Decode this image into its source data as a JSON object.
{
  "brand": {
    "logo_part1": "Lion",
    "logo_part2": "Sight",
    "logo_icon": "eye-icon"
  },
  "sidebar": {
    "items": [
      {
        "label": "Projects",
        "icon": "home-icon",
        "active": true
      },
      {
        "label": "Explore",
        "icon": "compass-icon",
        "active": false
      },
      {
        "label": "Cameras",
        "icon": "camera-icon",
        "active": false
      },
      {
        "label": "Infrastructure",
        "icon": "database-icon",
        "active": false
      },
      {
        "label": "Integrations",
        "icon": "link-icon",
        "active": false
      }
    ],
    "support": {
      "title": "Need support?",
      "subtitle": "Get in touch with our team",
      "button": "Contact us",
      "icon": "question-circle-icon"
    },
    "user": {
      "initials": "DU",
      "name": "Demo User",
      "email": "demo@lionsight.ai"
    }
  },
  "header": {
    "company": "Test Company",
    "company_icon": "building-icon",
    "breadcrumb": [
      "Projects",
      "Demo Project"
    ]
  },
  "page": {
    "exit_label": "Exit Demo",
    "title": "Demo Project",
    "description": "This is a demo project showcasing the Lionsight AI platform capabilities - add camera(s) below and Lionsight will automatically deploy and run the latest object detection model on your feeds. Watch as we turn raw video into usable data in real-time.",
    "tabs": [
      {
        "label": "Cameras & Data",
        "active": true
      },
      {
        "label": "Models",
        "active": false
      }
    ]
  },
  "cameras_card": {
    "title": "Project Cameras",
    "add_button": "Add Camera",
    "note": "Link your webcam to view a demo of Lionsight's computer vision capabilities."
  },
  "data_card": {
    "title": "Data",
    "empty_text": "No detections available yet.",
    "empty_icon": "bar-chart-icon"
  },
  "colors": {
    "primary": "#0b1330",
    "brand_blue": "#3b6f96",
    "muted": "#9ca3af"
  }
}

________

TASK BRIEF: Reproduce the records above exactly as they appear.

EXERCISE OUTPUT:
Decode this image into its source data as a JSON object.
{
  "brand": {
    "logo_part1": "Lion",
    "logo_part2": "Sight",
    "logo_icon": "eye-icon"
  },
  "sidebar": {
    "items": [
      {
        "label": "Projects",
        "icon": "home-icon",
        "active": true
      },
      {
        "label": "Explore",
        "icon": "compass-icon",
        "active": false
      },
      {
        "label": "Cameras",
        "icon": "camera-icon",
        "active": false
      },
      {
        "label": "Infrastructure",
        "icon": "database-icon",
        "active": false
      },
      {
        "label": "Integrations",
        "icon": "link-icon",
        "active": false
      }
    ],
    "support": {
      "title": "Need support?",
      "subtitle": "Get in touch with our team",
      "button": "Contact us",
      "icon": "question-circle-icon"
    },
    "user": {
      "initials": "DU",
      "name": "Demo User",
      "email": "demo@lionsight.ai"
    }
  },
  "header": {
    "company": "Test Company",
    "company_icon": "building-icon",
    "breadcrumb": [
      "Projects",
      "Demo Project"
    ]
  },
  "page": {
    "exit_label": "Exit Demo",
    "title": "Demo Project",
    "description": "This is a demo project showcasing the Lionsight AI platform capabilities - add camera(s) below and Lionsight will automatically deploy and run the latest object detection model on your feeds. Watch as we turn raw video into usable data in real-time.",
    "tabs": [
      {
        "label": "Cameras & Data",
        "active": true
      },
      {
        "label": "Models",
        "active": false
      }
    ]
  },
  "cameras_card": {
    "title": "Project Cameras",
    "add_button": "Add Camera",
    "note": "Link your webcam to view a demo of Lionsight's computer vision capabilities."
  },
  "data_card": {
    "title": "Data",
    "empty_text": "No detections available yet.",
    "empty_icon": "bar-chart-icon"
  },
  "colors": {
    "primary": "#0b1330",
    "brand_blue": "#3b6f96",
    "muted": "#9ca3af"
  }
}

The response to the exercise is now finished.